Under the prevailing pattern of traffic, the reduction of MTC from 14 paise to 6 paise per minute will cause a redistribution of the telecom pie in favour of RJio and away from VIA, although there is nothing in telecom regulation or most regulation that mandates revenue neutrality following an intervention. A brief look at history is instructive. The evolution of termination rates in India shows a steady fall from a high of Rs 1.6 per minute in 1998 to 6 paise now, and going down to zero in 2020 (see chart). Each time the charge has been revised, its journey has been downward. But contexts are also important and the storyline around telecom is arguably a lot gloomier today than ever before. Traffic congestion is the dominant narrative, and although a billion-plus subscribers is the seductive truth, the market remains hyper-competitive with the market share distributed between three or four top players. There is no doubt that IUC is a favourite regulatory instrument to support and promote competition, but it could be thought of as being subservient to the need to preserve stability given existential troubles of the sector at this time. Hence, reducing MTC now is like using the right instrument at the wrong time.

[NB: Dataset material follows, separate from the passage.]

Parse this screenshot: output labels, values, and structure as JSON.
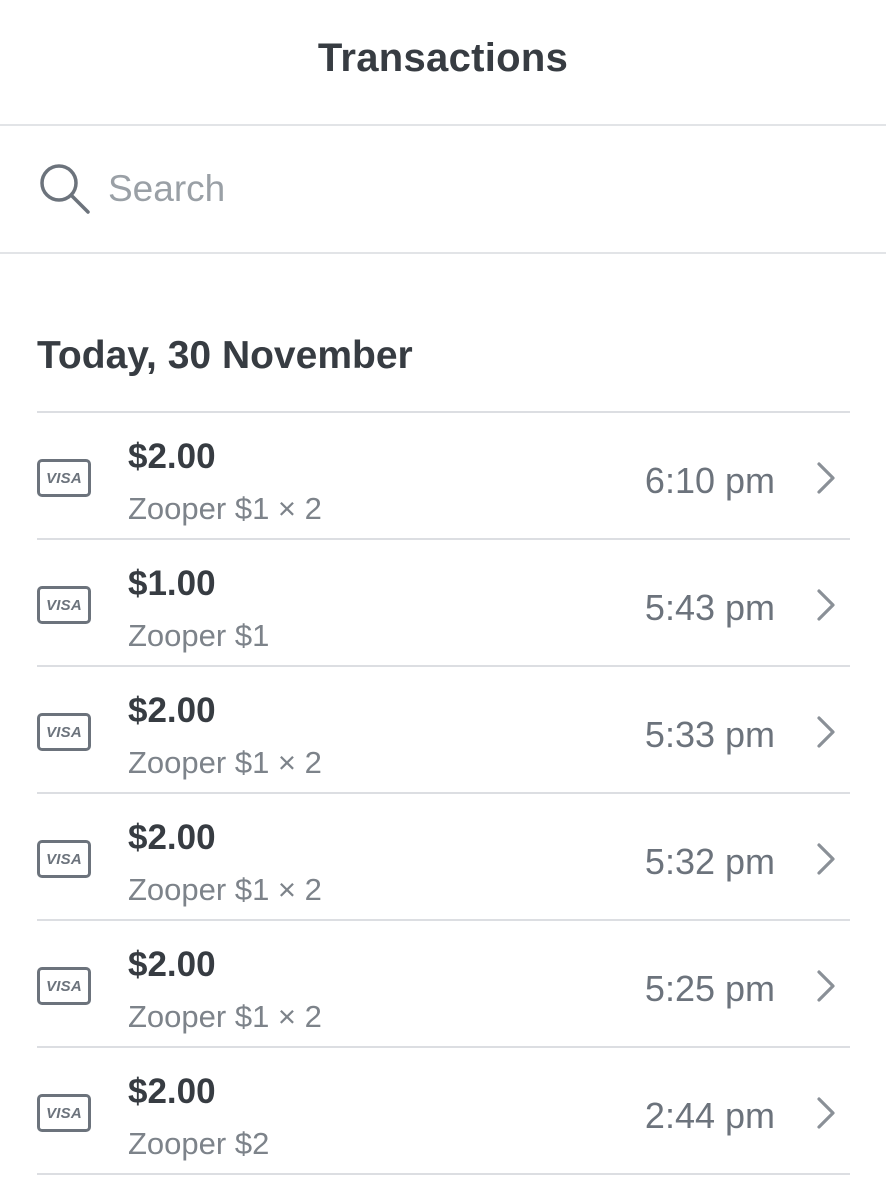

According to Trai, the benefits of lower termination charges will be passed on to consumers and boost competition. The relationship between termination rates and retail prices is however complex, in part because of what, in the literature, is referred to as the water-bed effect—this effect examines the empirical relationship between interconnection and retail prices and it is inconclusive, implying it could go either way. While the evidence from India is not yet available, it is quite possible that financially distressed telecom operators adjust lower revenues from IUC by increasing other prices, competition permitting.
Given the sharply divided position, Trai is admittedly on a difficult wicket. Had it increased IUC against the historical trend, it would have been accused of favouring incumbents, and with the reduction of over 50%, it has been fiercely charged of being pro RJio. Perhaps maintaining the status quo was not an option, since the regulator had already committed to reviewing termination rates.
Given the issue has become a bone of contention between VIA and RJio, perhaps one course of action could have been to seek an agreeable rate from the industry, i.e. put the onus back on the industry. An ultimatum from the regulator to the industry to come up with an applicable MTC acceptable to all would have forced operators to look at own collective long-term interest and spared blushes for Trai. Of course, that would demand maturity on part of all stakeholders, including the judiciary that has often taken on cases with obvious manifestations of gamesmanship on part of operators—to delay and to equivocate—instead of nipping such attempts in the bud. A strong message from the judiciary that it is there to promote sectoral interests and not individual welfare will send a much-needed signal to reduce excessive litigation and gamesmanship the sector has been witnessing. We think this can happen, for hope springs eternal in our digital spirits!
Rajat Kathuria is director and chief executive, Mansi Kedia is consultant and Kaushambi Bagchi is research assistant at ICRIER. Views are personal